== Record extracts

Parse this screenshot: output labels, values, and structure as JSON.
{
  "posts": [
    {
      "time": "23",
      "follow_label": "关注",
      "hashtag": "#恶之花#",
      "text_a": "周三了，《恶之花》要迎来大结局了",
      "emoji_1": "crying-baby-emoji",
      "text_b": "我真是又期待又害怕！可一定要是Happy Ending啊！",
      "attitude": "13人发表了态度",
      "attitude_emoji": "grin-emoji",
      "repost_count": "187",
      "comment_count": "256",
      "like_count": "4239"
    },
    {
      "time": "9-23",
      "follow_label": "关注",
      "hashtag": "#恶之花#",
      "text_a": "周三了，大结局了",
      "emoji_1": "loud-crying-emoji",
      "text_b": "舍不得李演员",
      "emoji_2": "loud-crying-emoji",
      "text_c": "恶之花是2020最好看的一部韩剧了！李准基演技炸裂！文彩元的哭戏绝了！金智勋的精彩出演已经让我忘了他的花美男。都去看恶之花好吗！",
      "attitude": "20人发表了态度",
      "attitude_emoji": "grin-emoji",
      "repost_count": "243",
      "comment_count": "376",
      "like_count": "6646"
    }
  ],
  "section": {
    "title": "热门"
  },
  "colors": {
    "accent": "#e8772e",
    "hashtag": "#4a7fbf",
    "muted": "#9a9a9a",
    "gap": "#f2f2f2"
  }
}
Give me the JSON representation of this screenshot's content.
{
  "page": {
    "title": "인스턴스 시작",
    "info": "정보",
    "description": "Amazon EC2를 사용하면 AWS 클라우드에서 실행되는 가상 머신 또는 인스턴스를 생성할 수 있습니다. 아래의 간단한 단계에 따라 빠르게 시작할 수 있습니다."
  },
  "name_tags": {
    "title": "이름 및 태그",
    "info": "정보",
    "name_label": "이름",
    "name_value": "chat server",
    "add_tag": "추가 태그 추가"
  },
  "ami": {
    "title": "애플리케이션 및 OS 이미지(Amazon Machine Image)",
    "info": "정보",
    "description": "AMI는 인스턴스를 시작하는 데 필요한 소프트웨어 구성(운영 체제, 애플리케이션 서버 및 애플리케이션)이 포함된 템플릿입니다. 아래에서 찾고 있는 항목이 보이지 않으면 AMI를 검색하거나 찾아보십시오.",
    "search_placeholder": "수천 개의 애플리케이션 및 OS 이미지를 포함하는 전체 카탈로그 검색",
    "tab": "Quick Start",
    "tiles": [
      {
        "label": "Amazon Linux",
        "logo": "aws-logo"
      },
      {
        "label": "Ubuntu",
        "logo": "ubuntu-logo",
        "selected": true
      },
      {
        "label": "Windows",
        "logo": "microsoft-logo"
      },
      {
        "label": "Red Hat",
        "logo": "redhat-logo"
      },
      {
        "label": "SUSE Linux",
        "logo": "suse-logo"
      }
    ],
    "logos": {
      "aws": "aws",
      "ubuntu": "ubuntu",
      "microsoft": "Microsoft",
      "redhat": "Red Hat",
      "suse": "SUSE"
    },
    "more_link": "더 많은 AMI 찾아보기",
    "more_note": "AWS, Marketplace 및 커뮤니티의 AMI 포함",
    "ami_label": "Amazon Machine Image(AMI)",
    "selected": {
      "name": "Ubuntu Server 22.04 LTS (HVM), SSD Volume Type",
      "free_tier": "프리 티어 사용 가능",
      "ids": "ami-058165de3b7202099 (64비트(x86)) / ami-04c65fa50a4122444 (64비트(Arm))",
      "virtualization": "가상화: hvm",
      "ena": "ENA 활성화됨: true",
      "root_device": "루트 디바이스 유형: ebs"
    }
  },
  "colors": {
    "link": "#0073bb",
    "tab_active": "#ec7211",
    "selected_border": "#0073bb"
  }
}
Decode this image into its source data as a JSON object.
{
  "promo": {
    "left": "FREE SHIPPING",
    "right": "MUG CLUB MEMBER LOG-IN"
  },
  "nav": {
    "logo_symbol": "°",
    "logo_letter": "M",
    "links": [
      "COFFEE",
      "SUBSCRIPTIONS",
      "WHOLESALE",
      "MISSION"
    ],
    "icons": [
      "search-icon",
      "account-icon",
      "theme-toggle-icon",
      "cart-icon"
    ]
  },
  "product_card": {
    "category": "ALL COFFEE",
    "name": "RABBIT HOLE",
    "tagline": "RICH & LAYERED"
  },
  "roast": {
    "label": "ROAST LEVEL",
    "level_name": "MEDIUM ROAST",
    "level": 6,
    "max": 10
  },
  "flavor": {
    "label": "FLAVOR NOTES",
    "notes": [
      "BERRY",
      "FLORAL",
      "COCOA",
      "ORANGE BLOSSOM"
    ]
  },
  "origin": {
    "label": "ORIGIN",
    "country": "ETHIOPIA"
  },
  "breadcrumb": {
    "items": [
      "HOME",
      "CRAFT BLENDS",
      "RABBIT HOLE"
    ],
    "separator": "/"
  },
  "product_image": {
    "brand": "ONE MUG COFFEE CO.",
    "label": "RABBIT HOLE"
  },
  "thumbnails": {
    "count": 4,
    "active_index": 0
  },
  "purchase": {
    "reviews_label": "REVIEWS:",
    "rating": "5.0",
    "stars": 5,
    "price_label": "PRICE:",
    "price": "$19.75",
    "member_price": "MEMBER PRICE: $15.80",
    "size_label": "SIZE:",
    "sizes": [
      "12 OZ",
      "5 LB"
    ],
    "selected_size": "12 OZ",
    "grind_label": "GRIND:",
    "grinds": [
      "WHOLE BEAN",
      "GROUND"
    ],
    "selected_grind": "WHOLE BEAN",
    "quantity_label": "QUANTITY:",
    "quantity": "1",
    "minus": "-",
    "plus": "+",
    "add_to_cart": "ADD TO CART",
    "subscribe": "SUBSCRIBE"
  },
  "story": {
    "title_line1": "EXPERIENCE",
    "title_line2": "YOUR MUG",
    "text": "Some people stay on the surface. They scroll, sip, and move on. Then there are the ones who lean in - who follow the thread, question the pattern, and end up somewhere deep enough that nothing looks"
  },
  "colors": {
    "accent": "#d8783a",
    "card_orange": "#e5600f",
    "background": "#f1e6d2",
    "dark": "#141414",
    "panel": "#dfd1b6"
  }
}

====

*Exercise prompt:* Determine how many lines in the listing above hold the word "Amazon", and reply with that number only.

*Result for this task:* 4